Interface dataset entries
____________
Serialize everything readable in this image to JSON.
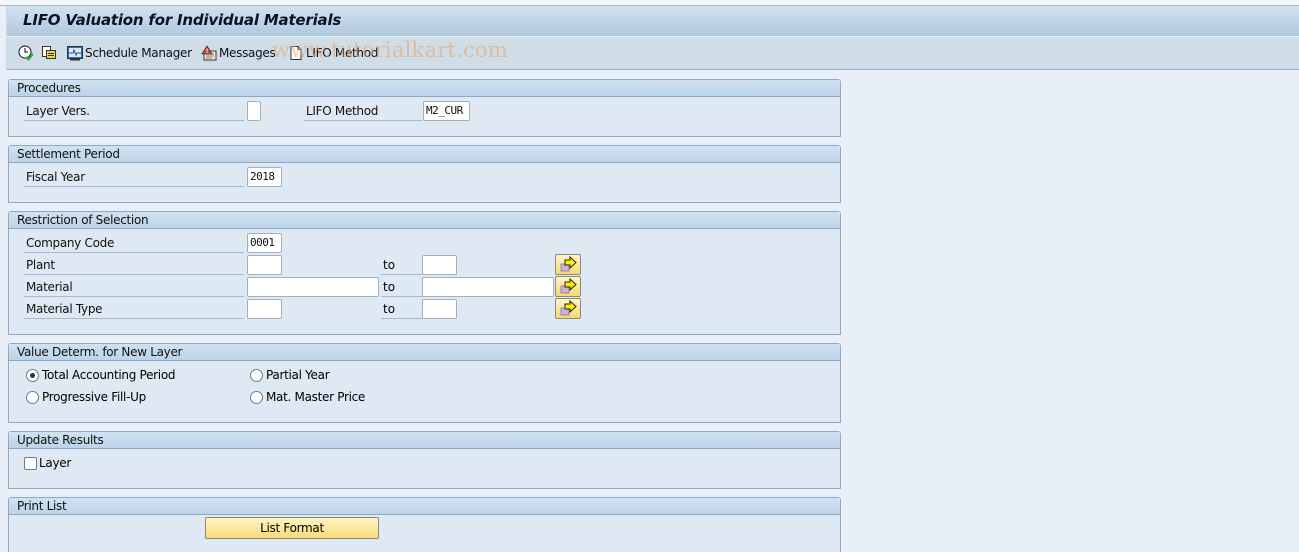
{
  "window": {
    "title": "LIFO Valuation for Individual Materials"
  },
  "toolbar": {
    "items": [
      {
        "icon": "execute-clock-icon",
        "label": ""
      },
      {
        "icon": "get-variant-icon",
        "label": ""
      },
      {
        "icon": "schedule-manager-icon",
        "label": "Schedule Manager"
      },
      {
        "icon": "messages-warning-icon",
        "label": "Messages"
      },
      {
        "icon": "document-icon",
        "label": "LIFO Method"
      }
    ]
  },
  "watermark": "www.tutorialkart.com",
  "groups": {
    "procedures": {
      "title": "Procedures",
      "layer_vers": {
        "label": "Layer Vers.",
        "value": ""
      },
      "lifo_method": {
        "label": "LIFO Method",
        "value": "M2_CUR"
      }
    },
    "settlement": {
      "title": "Settlement Period",
      "fiscal_year": {
        "label": "Fiscal Year",
        "value": "2018"
      }
    },
    "restriction": {
      "title": "Restriction of Selection",
      "company_code": {
        "label": "Company Code",
        "value": "0001"
      },
      "to_label": "to",
      "rows": [
        {
          "label": "Plant",
          "from": "",
          "to": ""
        },
        {
          "label": "Material",
          "from": "",
          "to": ""
        },
        {
          "label": "Material Type",
          "from": "",
          "to": ""
        }
      ]
    },
    "value_determ": {
      "title": "Value Determ. for New Layer",
      "options": [
        {
          "label": "Total Accounting Period",
          "selected": true
        },
        {
          "label": "Partial Year",
          "selected": false
        },
        {
          "label": "Progressive Fill-Up",
          "selected": false
        },
        {
          "label": "Mat. Master Price",
          "selected": false
        }
      ]
    },
    "update": {
      "title": "Update Results",
      "layer_checkbox": {
        "label": "Layer",
        "checked": false
      }
    },
    "print": {
      "title": "Print List",
      "list_format_button": "List Format"
    }
  },
  "colors": {
    "background": "#e8eff7",
    "group_body": "#dfe9f4",
    "button_yellow": "#f8dc78"
  }
}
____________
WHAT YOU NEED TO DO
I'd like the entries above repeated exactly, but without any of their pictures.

ANSWER TO THIS EXERCISE
Serialize everything readable in this image to JSON.
{
  "window": {
    "title": "LIFO Valuation for Individual Materials"
  },
  "toolbar": {
    "items": [
      {
        "icon": "execute-clock-icon",
        "label": ""
      },
      {
        "icon": "get-variant-icon",
        "label": ""
      },
      {
        "icon": "schedule-manager-icon",
        "label": "Schedule Manager"
      },
      {
        "icon": "messages-warning-icon",
        "label": "Messages"
      },
      {
        "icon": "document-icon",
        "label": "LIFO Method"
      }
    ]
  },
  "watermark": "www.tutorialkart.com",
  "groups": {
    "procedures": {
      "title": "Procedures",
      "layer_vers": {
        "label": "Layer Vers.",
        "value": ""
      },
      "lifo_method": {
        "label": "LIFO Method",
        "value": "M2_CUR"
      }
    },
    "settlement": {
      "title": "Settlement Period",
      "fiscal_year": {
        "label": "Fiscal Year",
        "value": "2018"
      }
    },
    "restriction": {
      "title": "Restriction of Selection",
      "company_code": {
        "label": "Company Code",
        "value": "0001"
      },
      "to_label": "to",
      "rows": [
        {
          "label": "Plant",
          "from": "",
          "to": ""
        },
        {
          "label": "Material",
          "from": "",
          "to": ""
        },
        {
          "label": "Material Type",
          "from": "",
          "to": ""
        }
      ]
    },
    "value_determ": {
      "title": "Value Determ. for New Layer",
      "options": [
        {
          "label": "Total Accounting Period",
          "selected": true
        },
        {
          "label": "Partial Year",
          "selected": false
        },
        {
          "label": "Progressive Fill-Up",
          "selected": false
        },
        {
          "label": "Mat. Master Price",
          "selected": false
        }
      ]
    },
    "update": {
      "title": "Update Results",
      "layer_checkbox": {
        "label": "Layer",
        "checked": false
      }
    },
    "print": {
      "title": "Print List",
      "list_format_button": "List Format"
    }
  },
  "colors": {
    "background": "#e8eff7",
    "group_body": "#dfe9f4",
    "button_yellow": "#f8dc78"
  }
}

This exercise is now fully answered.